* What the task requires *
Copy out the entries exactly, and wherever a picture appears, leave it out.

* Excerpts from a dataset *
━━━

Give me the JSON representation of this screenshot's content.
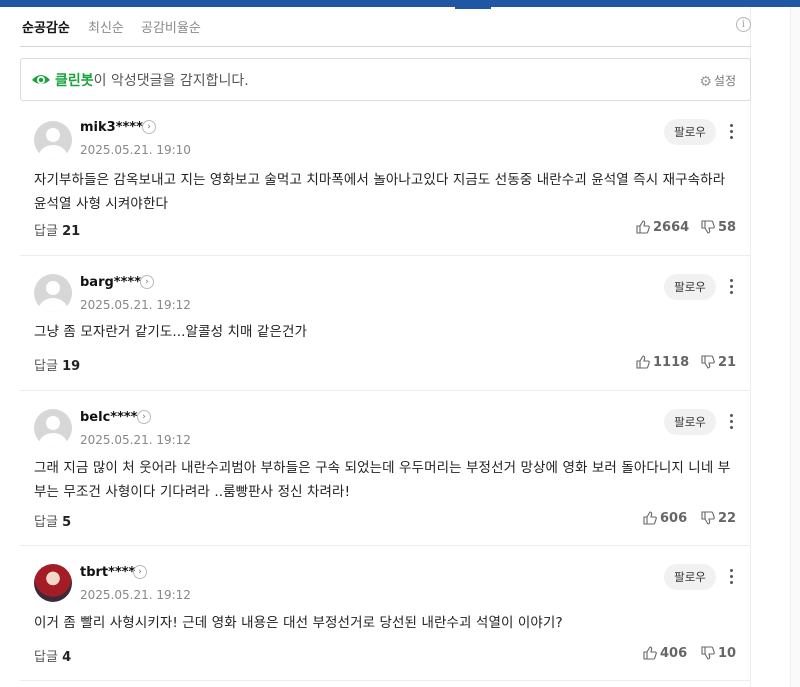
{
  "sort": {
    "tabs": [
      {
        "label": "순공감순"
      },
      {
        "label": "최신순"
      },
      {
        "label": "공감비율순"
      }
    ]
  },
  "cleanbot": {
    "brand": "클린봇",
    "message": "이 악성댓글을 감지합니다.",
    "settings_label": "설정"
  },
  "follow_label": "팔로우",
  "reply_label": "답글",
  "comments": [
    {
      "username": "mik3****",
      "timestamp": "2025.05.21. 19:10",
      "text": "자기부하들은 감옥보내고 지는 영화보고 술먹고 치마폭에서 놀아나고있다 지금도 선동중 내란수괴 윤석열 즉시 재구속하라 윤석열 사형 시켜야한다",
      "replies": "21",
      "likes": "2664",
      "dislikes": "58",
      "avatar": "default"
    },
    {
      "username": "barg****",
      "timestamp": "2025.05.21. 19:12",
      "text": "그냥 좀 모자란거 같기도...알콜성 치매 같은건가",
      "replies": "19",
      "likes": "1118",
      "dislikes": "21",
      "avatar": "default"
    },
    {
      "username": "belc****",
      "timestamp": "2025.05.21. 19:12",
      "text": "그래 지금 많이 처 웃어라 내란수괴범아 부하들은 구속 되었는데 우두머리는 부정선거 망상에 영화 보러 돌아다니지 니네 부부는 무조건 사형이다 기다려라 ..룸빵판사 정신 차려라!",
      "replies": "5",
      "likes": "606",
      "dislikes": "22",
      "avatar": "default"
    },
    {
      "username": "tbrt****",
      "timestamp": "2025.05.21. 19:12",
      "text": "이거 좀 빨리 사형시키자! 근데 영화 내용은 대선 부정선거로 당선된 내란수괴 석열이 이야기?",
      "replies": "4",
      "likes": "406",
      "dislikes": "10",
      "avatar": "photo"
    }
  ],
  "colors": {
    "top_bar": "#1f57a4",
    "cleanbot_green": "#1aa33b"
  },
  "icons": {
    "cleanbot": "cleanbot-eye-icon",
    "settings": "gear-icon",
    "info": "info-icon",
    "like": "thumbs-up-icon",
    "dislike": "thumbs-down-icon",
    "more": "more-vertical-icon",
    "profile_link": "chevron-right-icon"
  }
}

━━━

* Answer section *
Give me the JSON representation of this screenshot's content.
{
  "sort": {
    "tabs": [
      {
        "label": "순공감순"
      },
      {
        "label": "최신순"
      },
      {
        "label": "공감비율순"
      }
    ]
  },
  "cleanbot": {
    "brand": "클린봇",
    "message": "이 악성댓글을 감지합니다.",
    "settings_label": "설정"
  },
  "follow_label": "팔로우",
  "reply_label": "답글",
  "comments": [
    {
      "username": "mik3****",
      "timestamp": "2025.05.21. 19:10",
      "text": "자기부하들은 감옥보내고 지는 영화보고 술먹고 치마폭에서 놀아나고있다 지금도 선동중 내란수괴 윤석열 즉시 재구속하라 윤석열 사형 시켜야한다",
      "replies": "21",
      "likes": "2664",
      "dislikes": "58",
      "avatar": "default"
    },
    {
      "username": "barg****",
      "timestamp": "2025.05.21. 19:12",
      "text": "그냥 좀 모자란거 같기도...알콜성 치매 같은건가",
      "replies": "19",
      "likes": "1118",
      "dislikes": "21",
      "avatar": "default"
    },
    {
      "username": "belc****",
      "timestamp": "2025.05.21. 19:12",
      "text": "그래 지금 많이 처 웃어라 내란수괴범아 부하들은 구속 되었는데 우두머리는 부정선거 망상에 영화 보러 돌아다니지 니네 부부는 무조건 사형이다 기다려라 ..룸빵판사 정신 차려라!",
      "replies": "5",
      "likes": "606",
      "dislikes": "22",
      "avatar": "default"
    },
    {
      "username": "tbrt****",
      "timestamp": "2025.05.21. 19:12",
      "text": "이거 좀 빨리 사형시키자! 근데 영화 내용은 대선 부정선거로 당선된 내란수괴 석열이 이야기?",
      "replies": "4",
      "likes": "406",
      "dislikes": "10",
      "avatar": "photo"
    }
  ],
  "colors": {
    "top_bar": "#1f57a4",
    "cleanbot_green": "#1aa33b"
  },
  "icons": {
    "cleanbot": "cleanbot-eye-icon",
    "settings": "gear-icon",
    "info": "info-icon",
    "like": "thumbs-up-icon",
    "dislike": "thumbs-down-icon",
    "more": "more-vertical-icon",
    "profile_link": "chevron-right-icon"
  }
}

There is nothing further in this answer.